Responding to Kids Questions About Tragedy
When news events like the recent mass murder in Aurora, Colorado, claim the lives of the innocent victims, kids are bound to have questions. Though we are far from where that tragedy took place, news reports can keep it fresh in the mind of a child. This event, in particular, is a scary one, since the shootings took place at a movie theatre featuring a film kids have been anticipating.
Here are some helpful tips from the American Humane Society on ways to help your child cope with scary events.
• Limit their access to television and radio news reports since young children may have trouble processing the enormity of the experience, and sometimes believe that each news report may be a new attack.
• Regardless of age, reassure your child frequently of his safety and security. Reinforce that you, local officials, and other people in the community are always working to keep them safe. Older children may seem more capable, but can also be affected.
• Keep an eye on your child's emotional reactions. Talk to your children — and just as important — listen them. Encourage kids to express how they feel and ask if anything is worrying them. Sometimes, tragedies can amplify the uncertainty a child is already feeling at home, particularly if you are separated from a spouse, moving, or experiencing some other life transition.
• Be prepared for children to ask if such violence can occur to them.
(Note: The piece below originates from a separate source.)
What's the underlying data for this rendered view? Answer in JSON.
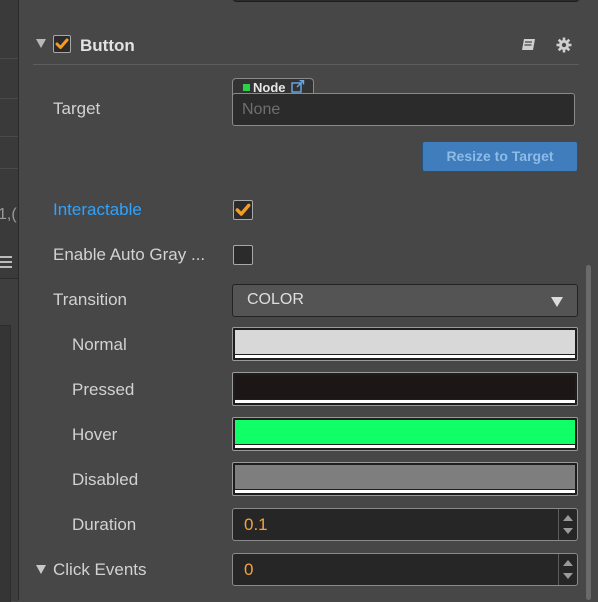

Do not lie but repeat that it is very unlikely and that you are there to keep them safe.
• Watch for symptoms of stress, including clinginess, stomachaches, headaches, nightmares, trouble eating or sleeping, or changes in behavior.
• If you are concerned about the way your child is responding, speak with your pediatrician, a school counselor, or a local mental health professional.